Margharet Zhang is a writer, model, stylist, photographer, and creative director based in Sydney, Australia. She is also currently pursuing her Bachelor of Laws at The University of Sydney. Full of ambition and creative instinct from a young age, Margharet had an unconventional start in the fashion industry. After launching her blog and convincing her school to let her go to fashion week on scholarship, Margaret found herself mixing and mingling with some of the industry's brightest stars. Since then, Margharet has styled, directed, and shot editorials for Harper's BAZAAR, Marie Claire, and others. Her mix of skills make her incredibly rare,  and the fact that she is able to balance her professional identity with her life as a student only elevates her rarity. Notably, Margharet is also queen of the flatlays (she even has her own hashtag, #zhangflat). 

Sophia Macks, @beyondthemag

On this account, Sophia Macks, founder of Beyond the Mag, shares a curated collection of conceptual fashion imagery that packs a lot of punch. Each image is stunning in its own right, and contributes to a feed that is bursting with inspiration for the creative soul. Be sure to check out the captions on each photo to discover the amazing artists, set designers, photographers, and stylists who've helped bring each thought-provoking image to life. 

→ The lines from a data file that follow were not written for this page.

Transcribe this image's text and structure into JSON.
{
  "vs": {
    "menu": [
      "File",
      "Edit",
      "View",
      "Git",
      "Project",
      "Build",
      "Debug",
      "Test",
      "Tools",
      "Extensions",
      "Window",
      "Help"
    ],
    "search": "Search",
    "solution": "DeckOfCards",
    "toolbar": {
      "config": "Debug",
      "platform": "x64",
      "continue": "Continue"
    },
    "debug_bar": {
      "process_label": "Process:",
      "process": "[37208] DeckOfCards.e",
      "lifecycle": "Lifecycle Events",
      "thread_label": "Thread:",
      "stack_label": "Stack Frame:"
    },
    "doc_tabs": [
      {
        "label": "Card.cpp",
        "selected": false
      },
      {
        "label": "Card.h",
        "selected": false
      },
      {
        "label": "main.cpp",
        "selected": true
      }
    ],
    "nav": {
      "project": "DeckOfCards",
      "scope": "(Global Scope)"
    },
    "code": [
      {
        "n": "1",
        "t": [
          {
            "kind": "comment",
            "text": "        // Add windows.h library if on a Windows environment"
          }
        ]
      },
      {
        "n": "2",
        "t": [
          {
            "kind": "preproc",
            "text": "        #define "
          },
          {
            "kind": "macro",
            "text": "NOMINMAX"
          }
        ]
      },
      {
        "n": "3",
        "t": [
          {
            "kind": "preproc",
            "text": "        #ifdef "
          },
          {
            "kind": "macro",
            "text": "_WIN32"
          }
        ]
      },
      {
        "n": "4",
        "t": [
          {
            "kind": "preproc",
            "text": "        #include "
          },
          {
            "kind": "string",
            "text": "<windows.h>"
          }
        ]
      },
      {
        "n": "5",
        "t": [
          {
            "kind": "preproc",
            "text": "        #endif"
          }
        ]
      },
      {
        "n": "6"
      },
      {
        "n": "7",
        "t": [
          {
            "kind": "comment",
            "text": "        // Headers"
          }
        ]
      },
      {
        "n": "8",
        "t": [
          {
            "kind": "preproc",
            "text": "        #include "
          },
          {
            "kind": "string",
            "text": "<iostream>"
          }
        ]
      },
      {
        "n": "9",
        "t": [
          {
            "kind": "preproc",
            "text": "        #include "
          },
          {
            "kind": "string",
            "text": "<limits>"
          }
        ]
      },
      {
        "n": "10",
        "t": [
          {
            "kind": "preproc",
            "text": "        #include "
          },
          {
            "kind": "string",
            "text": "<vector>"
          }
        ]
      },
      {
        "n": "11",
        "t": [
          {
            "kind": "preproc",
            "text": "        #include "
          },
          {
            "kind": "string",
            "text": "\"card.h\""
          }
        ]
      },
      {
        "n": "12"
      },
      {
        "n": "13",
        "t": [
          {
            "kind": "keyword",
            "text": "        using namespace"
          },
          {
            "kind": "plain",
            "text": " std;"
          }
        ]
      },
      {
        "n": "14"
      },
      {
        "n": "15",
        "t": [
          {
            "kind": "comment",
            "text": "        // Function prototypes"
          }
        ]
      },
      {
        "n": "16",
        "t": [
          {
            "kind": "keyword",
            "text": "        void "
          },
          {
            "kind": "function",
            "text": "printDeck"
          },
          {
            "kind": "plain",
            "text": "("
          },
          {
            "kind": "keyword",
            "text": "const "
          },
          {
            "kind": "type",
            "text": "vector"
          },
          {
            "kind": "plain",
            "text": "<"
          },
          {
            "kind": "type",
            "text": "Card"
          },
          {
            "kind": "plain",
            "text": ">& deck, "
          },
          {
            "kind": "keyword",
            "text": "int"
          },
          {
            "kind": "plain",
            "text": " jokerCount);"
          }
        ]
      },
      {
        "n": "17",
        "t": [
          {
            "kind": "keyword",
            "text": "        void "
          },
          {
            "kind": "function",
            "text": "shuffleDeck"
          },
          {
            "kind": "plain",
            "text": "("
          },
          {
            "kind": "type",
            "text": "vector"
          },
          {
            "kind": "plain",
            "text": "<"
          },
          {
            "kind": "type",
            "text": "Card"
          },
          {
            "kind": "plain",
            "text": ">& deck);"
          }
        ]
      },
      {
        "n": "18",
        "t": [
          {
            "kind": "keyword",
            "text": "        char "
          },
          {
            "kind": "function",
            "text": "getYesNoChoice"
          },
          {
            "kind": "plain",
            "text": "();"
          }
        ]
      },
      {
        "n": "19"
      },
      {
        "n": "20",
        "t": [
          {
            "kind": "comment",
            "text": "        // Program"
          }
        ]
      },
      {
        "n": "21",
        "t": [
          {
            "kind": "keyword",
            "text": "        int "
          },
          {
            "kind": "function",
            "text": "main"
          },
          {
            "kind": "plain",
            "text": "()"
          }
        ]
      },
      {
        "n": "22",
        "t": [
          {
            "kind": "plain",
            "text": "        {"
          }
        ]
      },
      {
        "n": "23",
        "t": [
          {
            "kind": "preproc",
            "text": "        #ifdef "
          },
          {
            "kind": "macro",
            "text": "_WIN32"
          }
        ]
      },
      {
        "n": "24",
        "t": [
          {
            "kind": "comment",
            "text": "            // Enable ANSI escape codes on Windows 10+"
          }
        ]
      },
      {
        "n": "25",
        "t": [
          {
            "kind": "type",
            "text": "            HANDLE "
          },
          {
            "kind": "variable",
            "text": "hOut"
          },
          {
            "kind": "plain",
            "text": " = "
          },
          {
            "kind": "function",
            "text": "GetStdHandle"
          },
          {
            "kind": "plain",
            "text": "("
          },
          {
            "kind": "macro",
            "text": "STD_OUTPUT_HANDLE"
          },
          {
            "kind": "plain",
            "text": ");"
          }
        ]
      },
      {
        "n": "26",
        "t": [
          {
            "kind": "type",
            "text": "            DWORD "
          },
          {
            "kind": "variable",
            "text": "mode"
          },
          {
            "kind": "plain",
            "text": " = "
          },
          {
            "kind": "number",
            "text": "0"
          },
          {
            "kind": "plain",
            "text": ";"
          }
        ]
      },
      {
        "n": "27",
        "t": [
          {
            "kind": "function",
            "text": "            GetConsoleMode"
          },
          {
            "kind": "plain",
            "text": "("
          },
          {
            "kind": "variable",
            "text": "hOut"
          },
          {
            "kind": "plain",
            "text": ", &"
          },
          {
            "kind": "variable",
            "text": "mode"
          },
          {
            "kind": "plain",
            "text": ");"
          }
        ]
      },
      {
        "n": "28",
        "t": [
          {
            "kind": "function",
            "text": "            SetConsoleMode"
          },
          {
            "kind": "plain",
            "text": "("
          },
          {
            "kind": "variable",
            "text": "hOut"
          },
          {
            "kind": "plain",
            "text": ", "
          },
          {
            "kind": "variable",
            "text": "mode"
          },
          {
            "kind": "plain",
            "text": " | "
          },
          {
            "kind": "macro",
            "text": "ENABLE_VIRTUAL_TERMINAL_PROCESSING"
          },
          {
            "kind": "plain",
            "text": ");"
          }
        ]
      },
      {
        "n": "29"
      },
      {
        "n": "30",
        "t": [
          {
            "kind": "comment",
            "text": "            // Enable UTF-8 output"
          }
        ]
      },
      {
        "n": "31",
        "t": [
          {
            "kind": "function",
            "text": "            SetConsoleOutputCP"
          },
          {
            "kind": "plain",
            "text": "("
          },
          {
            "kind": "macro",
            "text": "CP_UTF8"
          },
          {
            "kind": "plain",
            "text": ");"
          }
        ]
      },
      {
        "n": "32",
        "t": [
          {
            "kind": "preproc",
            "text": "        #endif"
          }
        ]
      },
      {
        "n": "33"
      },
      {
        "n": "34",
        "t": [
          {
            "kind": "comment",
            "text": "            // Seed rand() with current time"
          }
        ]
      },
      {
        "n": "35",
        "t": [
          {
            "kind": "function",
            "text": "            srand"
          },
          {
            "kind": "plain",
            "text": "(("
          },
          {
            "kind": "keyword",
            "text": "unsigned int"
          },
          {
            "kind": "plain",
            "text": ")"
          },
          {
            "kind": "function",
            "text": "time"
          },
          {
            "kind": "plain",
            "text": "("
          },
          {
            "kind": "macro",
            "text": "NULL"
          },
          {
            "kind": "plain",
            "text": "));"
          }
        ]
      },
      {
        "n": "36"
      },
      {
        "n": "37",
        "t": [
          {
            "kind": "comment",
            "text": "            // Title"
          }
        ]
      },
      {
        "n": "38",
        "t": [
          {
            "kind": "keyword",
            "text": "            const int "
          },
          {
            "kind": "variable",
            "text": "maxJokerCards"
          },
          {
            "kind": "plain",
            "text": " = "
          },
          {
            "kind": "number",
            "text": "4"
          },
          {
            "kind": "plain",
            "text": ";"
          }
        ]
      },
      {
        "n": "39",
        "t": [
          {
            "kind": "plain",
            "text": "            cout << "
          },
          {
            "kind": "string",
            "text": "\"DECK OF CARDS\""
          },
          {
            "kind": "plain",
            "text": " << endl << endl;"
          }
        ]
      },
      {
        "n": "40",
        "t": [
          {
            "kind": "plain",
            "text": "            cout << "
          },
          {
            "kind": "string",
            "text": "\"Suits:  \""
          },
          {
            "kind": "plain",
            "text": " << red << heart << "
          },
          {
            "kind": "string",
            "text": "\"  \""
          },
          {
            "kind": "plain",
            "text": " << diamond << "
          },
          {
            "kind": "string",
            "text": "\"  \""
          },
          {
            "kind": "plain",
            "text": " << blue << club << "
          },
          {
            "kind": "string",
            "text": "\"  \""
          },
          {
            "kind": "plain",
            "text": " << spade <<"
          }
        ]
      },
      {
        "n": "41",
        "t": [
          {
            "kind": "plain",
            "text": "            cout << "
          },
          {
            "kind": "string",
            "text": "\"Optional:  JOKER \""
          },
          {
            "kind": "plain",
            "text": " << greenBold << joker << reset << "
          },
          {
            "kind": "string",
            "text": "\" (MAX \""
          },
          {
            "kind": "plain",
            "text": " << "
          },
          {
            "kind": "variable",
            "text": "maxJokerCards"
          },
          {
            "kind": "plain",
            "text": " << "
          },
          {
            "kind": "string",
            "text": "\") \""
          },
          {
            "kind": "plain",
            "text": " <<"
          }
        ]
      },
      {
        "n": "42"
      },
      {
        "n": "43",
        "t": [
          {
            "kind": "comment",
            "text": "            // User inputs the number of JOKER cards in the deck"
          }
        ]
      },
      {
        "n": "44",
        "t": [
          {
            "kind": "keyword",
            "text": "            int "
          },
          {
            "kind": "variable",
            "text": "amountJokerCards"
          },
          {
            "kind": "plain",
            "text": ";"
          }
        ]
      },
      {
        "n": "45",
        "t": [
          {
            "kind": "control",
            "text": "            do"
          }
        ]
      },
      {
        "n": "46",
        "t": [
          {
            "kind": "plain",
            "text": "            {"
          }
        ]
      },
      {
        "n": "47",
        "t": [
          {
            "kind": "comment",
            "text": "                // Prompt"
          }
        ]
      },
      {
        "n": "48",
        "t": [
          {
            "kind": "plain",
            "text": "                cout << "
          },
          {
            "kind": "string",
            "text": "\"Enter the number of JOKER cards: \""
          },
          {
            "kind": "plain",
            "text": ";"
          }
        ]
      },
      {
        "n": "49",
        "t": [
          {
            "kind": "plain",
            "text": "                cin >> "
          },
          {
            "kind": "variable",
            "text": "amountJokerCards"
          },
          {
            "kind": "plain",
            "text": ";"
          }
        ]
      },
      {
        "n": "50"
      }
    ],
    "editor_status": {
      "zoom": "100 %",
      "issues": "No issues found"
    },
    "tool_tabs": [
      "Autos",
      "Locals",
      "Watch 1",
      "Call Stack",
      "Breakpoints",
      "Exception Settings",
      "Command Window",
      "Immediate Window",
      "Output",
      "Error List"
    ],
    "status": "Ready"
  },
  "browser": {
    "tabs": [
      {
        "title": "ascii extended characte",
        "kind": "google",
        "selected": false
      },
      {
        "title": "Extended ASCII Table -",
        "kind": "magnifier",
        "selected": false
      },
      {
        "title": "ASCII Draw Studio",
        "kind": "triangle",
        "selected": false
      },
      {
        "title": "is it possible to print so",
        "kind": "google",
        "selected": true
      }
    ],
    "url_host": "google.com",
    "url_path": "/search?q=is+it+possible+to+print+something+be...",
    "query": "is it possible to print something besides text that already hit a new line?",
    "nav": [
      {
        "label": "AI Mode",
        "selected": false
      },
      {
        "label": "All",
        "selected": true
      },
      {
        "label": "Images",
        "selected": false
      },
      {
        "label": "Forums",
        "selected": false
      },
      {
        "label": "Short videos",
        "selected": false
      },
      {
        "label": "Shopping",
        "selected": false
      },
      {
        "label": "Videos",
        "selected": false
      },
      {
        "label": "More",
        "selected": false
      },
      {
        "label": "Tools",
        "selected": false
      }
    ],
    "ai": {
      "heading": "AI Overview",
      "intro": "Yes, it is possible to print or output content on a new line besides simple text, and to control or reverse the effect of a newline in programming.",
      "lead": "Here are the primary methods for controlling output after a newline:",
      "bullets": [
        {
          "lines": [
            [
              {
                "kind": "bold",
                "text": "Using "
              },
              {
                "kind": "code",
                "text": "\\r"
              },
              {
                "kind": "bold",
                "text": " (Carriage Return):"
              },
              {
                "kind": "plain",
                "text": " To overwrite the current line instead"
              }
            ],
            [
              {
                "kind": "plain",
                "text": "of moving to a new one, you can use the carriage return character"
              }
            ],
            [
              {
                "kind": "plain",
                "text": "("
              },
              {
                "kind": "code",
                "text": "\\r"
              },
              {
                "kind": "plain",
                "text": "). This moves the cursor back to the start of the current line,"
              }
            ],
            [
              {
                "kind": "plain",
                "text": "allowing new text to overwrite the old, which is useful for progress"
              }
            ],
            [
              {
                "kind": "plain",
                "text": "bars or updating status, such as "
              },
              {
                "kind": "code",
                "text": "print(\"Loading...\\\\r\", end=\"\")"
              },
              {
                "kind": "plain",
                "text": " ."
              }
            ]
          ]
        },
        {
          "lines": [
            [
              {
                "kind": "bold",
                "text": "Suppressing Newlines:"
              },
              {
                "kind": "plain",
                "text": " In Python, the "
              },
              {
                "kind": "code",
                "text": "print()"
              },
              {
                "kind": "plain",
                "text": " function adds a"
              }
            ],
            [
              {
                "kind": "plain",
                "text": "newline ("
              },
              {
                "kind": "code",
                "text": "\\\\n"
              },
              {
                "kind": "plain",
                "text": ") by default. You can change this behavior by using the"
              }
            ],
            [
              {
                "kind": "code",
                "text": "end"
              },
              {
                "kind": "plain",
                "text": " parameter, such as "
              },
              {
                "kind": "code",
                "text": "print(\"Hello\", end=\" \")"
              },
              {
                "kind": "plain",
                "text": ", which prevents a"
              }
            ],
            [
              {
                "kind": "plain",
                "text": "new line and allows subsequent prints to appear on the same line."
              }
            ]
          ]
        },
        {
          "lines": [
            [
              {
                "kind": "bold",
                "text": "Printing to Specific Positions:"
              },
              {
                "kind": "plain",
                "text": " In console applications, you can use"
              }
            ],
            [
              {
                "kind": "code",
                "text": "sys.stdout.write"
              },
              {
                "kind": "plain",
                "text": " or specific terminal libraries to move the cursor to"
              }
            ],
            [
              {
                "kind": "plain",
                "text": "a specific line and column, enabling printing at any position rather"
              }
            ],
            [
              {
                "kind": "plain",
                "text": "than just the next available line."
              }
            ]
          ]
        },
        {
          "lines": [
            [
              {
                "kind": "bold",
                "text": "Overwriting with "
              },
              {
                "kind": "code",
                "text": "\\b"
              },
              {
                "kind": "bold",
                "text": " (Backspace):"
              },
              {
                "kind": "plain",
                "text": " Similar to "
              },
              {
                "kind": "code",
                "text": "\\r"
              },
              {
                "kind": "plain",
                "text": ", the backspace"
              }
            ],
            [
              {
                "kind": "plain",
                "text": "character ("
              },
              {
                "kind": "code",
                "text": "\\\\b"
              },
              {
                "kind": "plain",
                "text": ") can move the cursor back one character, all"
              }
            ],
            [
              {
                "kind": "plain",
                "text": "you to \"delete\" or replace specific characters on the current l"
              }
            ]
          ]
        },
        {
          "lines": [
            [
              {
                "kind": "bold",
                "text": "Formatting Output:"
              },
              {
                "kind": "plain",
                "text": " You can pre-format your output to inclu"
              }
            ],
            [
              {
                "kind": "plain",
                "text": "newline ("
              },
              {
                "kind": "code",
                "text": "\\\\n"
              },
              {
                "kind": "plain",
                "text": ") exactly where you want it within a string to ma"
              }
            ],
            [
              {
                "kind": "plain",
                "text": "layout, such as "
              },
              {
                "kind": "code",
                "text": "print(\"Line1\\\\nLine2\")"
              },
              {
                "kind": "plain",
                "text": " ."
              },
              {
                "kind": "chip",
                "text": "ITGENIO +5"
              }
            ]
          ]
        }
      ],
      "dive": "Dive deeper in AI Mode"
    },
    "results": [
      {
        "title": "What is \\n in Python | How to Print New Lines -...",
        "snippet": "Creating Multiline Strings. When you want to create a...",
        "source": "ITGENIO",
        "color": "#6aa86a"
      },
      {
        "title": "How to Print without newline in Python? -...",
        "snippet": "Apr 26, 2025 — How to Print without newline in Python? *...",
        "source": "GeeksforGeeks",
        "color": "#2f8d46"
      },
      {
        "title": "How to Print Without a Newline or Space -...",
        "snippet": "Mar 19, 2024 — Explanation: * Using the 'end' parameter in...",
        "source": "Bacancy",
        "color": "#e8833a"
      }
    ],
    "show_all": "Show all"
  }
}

Lo Caballero, @theriverwolf_

One of fashion-blogger Little Black Bloot's right-hand gals, Lo Caballero is a blogger, stylist, and merchandiser from sunny Los Angeles, California. What I like most about Lo's feed is not just her flawless makeup photos and shots of her flowing, aqua tresses, but the consistency in her sense of style. She can rock her signature oversize black hat and a pair of belted, high-waisted denim shorts like it's nobody's business. Her company partnerships are always true to her aesthetic and reflective of her personal brand, something to be appreciated in a bloggersphere that is often overridden with inauthentic sponsored posts. 

Caitlin, @cmcoving

When I think of the perfect girl-next-door, I think of Caitlin, a PR graduate from UNC-Chapel Hill, self-proclaimed Southern Bell, and the writer behind the popular blog Southern Curls and Pearls.  Her outfits can be described as casual yet elevated, and include pieces that are perfect for college students. For fall specifically, think cozy ponchos, fur vests, checkered button ups, and plaid blanket scarves... classic pieces that can be mixed, matched, and worn in a variety of ways!

I'm sure other Merchandising Inc. members would love to know, who are some of your favorite fashion grammers to follow?

Written by Ashley Nudge, NuView Editor-In-Chief